The undersigned notes that there is no indication in the case file of diagnosis of an auricular skin cancer, on March 9, 1995, as indicated in the NIOSH Report of Dose Reconstruction.  But, there is a diagnosis of a right pre-auricular basal cell carcinoma on December 21, 1995 as well as a reference to a basal cell carcinoma on the “right preauricular lateral cheek area” in the chart notes dated February 28, 1996.  It is also noted that the IREP probability of causation results show that the auricular primary cancer was diagnosed in 1995, and that no month or day was used in the computer calculation of the results.  Consequently, any discrepancy in the date of diagnosis of pre-auricular basal cell carcinoma in 1995 would not affect the outcome of this case.

 

To determine the probability of whether you sustained cancer in the performance of duty, the district office referred your claim to NIOSH for radiation dose reconstruction on January 10, 2002, in accordance with § 30.115 of the EEOICPA regulations.  See 20 C.F.R. § 30.115.  On October 22, 2003, the Seattle district office received the final NIOSH Report of Dose Reconstruction. 

 

Using the information provided in the Report of Dose Reconstruction for basal cell carcinoma, the district office utilized the Interactive RadioEpidemiological Program (NIOSH-IREP), pursuant to §§ 81.20, 81.21, 81.22, and 81.25 of the implementing NIOSH regulations, to determine a 52.35% probability that your cancer was caused by radiation exposure while employed at the Hanford site.  See 42 C.F.R. §§ 81.20 (Required use of NIOSH-IREP), 81.21 (Cancers requiring the use of NIOSH-IREP), 81.22 (General guidelines for use of NIOSH-IREP), 81.25 (Guidelines for claims involving two or more primary cancers).  The Final Adjudication Branch also analyzed the information in the NIOSH report, confirming the 52.35% probability.  Thus, the evidence shows that your cancer was at least as likely as not related to your employment at the Hanford site and no further determinations of probability of causation were required.

 

You are a “covered employee with cancer,” which is defined in § 7384l(9)(B)(i) and (ii) of the EEOICPA.  See 42 U.S.C. § 7384l(9)(B)(i) and (ii).  Pursuant to §§ 81.20, 81.21, 81.22, and 81.25 of the NIOSH implementing regulations, your cancer was at least as likely as not related to your employment at the Hanford site.  See 42 C.F.R. §§ 81.20, 81.21, 81.22, and 81.25. 

 

The record indicates that you filed Form EE-1, Claim for Employee Benefits under the EEOICPA, on September 24, 2001.  The date you filed your claim is the date you became eligible for medical benefits for cancer.  See 42 U.S.C. § 7384t(d). 

 

Pursuant to Bulletin 03-24, if all primary cancers claimed have not gone through dose reconstruction when the 50% threshold has been reached, NIOSH will not complete dose reconstruction for the rest of the cancers.  The calculation of additional POCs for the remaining primary cancers, which were not calculated, would only make the final numerical value of the POC larger, and all of the cancers, including those for which NIOSH did not perform a dose calculation, are covered for medical benefits.  Consequently, you are entitled to compensation and medical benefits for skin cancer retroactive to September 24, 2001.  See EEOICPA Bulletin No. 03-24 (issued May 2, 2003).

 

For the foregoing reasons, the undersigned hereby accepts your claim for skin cancer.  You are entitled to compensation in the amount of $150,000 pursuant to § 7384s(a) of the Act.  You are also entitled to medical benefits related to skin cancer, since September 24, 2001.   See 42 U.S.C. § § 7384s, 7384t.

 

Seattle, WA

 

 

 

_______________________________________

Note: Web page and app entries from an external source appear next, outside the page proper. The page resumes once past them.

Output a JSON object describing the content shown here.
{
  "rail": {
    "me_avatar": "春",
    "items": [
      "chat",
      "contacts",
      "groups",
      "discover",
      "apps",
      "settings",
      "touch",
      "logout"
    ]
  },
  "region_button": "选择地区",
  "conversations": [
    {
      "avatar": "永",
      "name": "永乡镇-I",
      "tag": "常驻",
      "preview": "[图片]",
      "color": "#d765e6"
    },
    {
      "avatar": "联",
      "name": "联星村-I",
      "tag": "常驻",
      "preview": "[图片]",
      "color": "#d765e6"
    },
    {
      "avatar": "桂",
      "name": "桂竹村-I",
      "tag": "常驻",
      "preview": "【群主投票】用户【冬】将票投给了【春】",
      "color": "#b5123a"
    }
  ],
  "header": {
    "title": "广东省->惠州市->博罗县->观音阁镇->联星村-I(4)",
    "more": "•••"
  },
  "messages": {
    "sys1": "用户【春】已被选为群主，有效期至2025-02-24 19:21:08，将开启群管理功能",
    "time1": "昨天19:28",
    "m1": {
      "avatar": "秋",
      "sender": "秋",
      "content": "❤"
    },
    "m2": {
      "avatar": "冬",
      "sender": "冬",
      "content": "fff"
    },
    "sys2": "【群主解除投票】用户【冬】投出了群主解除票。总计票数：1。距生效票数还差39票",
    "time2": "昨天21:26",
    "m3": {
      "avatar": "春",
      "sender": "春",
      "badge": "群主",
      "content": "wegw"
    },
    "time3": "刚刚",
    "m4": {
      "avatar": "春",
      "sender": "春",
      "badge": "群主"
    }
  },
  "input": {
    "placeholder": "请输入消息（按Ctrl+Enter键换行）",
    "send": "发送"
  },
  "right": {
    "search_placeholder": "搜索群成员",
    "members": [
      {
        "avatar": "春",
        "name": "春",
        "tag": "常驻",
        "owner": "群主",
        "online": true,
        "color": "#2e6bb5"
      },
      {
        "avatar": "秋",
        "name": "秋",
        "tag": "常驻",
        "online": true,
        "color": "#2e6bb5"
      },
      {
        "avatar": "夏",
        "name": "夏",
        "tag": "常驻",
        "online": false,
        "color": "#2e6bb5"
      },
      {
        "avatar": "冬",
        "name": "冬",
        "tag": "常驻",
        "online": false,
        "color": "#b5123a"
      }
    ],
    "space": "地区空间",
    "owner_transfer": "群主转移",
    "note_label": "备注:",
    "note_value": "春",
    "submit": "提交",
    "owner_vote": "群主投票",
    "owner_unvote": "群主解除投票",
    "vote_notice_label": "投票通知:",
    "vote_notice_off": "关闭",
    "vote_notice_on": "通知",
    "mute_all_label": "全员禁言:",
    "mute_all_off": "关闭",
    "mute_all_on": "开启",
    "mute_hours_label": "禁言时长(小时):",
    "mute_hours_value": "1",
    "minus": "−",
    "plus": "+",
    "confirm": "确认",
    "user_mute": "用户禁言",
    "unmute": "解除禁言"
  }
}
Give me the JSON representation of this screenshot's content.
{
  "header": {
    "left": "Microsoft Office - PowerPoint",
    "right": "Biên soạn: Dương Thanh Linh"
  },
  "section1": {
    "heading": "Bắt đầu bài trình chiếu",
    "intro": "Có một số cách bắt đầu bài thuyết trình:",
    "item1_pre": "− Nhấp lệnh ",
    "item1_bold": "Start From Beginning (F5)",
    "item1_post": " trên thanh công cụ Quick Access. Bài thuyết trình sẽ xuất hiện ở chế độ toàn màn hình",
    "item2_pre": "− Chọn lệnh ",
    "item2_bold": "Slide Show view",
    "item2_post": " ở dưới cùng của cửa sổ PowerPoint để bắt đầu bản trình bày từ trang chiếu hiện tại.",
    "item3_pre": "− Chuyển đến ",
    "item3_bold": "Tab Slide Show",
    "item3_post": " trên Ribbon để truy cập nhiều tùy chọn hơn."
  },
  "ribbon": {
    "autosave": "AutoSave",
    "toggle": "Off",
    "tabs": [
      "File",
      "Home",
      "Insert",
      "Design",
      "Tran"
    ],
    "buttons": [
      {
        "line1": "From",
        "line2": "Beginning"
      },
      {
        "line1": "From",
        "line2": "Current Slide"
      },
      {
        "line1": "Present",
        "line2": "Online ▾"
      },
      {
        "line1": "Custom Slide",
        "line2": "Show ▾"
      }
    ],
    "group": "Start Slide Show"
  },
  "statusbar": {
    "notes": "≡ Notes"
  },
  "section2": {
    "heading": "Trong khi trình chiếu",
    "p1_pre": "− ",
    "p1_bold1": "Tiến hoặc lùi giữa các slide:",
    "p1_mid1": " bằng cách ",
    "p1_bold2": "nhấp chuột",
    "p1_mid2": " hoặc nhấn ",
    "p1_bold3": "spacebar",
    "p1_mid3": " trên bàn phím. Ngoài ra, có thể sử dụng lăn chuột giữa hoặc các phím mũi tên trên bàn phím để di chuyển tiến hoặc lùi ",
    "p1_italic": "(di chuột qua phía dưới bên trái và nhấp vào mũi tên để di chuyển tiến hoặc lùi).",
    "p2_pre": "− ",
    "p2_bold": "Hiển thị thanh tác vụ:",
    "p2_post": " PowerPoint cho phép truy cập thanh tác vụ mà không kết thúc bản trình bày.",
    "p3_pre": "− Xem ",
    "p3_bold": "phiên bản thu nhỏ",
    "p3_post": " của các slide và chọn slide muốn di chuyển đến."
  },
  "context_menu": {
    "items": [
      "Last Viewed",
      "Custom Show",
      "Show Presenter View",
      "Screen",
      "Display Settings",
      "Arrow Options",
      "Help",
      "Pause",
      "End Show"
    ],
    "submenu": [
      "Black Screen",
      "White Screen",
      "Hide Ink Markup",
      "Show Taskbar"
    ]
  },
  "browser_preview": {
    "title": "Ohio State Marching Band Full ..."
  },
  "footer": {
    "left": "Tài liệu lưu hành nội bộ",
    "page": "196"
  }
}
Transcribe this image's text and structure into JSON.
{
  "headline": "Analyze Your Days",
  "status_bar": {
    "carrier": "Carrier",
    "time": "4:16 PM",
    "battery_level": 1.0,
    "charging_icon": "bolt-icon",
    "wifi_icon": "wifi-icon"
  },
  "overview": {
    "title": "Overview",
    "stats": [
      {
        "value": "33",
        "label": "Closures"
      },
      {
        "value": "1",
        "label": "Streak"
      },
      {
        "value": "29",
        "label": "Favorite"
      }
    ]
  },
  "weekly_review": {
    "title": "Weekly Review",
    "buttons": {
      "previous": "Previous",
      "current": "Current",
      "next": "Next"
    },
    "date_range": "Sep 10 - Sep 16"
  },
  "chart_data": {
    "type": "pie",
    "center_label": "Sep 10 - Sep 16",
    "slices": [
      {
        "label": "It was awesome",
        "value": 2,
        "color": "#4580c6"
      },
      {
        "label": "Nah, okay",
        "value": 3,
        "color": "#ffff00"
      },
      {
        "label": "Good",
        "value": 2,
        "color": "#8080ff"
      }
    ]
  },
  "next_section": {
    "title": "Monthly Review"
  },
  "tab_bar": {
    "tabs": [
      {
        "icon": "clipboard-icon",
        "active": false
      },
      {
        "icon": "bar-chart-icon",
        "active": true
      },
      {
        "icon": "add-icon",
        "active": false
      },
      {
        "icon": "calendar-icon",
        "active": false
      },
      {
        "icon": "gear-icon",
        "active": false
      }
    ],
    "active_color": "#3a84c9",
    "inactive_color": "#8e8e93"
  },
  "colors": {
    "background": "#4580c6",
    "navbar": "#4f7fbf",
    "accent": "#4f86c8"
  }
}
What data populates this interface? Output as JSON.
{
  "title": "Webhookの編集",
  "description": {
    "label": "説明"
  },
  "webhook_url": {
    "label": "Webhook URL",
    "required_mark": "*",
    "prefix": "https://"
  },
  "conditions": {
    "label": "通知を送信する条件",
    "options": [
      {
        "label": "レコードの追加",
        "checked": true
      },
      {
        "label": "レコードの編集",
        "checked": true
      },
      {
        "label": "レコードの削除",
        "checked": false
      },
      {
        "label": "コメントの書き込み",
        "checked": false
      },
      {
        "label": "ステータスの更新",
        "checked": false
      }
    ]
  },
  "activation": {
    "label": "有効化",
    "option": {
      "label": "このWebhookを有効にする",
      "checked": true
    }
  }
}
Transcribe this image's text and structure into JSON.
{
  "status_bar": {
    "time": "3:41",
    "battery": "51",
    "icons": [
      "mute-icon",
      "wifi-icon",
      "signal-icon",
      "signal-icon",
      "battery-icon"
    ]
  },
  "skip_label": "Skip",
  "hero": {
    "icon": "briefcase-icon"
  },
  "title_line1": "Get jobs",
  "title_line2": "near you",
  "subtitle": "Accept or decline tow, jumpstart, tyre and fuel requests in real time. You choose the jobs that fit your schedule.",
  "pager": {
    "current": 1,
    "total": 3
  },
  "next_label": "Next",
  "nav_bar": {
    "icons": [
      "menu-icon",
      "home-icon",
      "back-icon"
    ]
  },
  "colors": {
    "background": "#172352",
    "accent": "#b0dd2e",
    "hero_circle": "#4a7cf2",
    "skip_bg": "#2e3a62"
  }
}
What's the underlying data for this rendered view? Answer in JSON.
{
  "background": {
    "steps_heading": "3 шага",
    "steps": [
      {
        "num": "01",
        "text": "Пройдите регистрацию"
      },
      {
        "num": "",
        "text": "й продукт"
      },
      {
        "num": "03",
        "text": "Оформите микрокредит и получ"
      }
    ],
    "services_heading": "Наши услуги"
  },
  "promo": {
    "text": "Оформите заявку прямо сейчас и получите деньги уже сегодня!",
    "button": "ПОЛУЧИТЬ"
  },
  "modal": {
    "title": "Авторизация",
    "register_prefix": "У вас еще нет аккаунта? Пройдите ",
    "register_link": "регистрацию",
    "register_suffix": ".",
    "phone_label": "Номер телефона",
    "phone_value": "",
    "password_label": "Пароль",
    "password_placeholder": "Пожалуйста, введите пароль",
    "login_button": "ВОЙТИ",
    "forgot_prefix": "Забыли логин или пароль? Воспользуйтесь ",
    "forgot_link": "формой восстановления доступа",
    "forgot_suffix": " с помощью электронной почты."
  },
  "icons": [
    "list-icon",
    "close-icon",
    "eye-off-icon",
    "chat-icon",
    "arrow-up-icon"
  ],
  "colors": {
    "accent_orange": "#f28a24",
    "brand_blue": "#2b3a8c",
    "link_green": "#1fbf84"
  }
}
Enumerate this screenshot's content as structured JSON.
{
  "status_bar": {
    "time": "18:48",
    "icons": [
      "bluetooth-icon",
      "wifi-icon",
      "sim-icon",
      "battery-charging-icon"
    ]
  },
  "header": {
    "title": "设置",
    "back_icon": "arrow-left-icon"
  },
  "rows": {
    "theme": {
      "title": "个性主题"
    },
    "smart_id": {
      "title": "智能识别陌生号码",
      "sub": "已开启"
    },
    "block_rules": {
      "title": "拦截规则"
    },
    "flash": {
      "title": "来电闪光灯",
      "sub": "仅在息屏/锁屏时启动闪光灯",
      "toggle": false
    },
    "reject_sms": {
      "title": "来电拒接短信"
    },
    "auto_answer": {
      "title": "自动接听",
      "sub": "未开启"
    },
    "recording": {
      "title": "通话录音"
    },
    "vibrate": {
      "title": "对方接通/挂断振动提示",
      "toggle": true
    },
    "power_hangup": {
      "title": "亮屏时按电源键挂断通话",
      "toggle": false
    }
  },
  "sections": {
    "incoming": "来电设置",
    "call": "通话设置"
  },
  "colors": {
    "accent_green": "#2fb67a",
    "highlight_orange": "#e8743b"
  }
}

Rosanne M. Dummer, District Manager

Final Adjudication Branch Seattle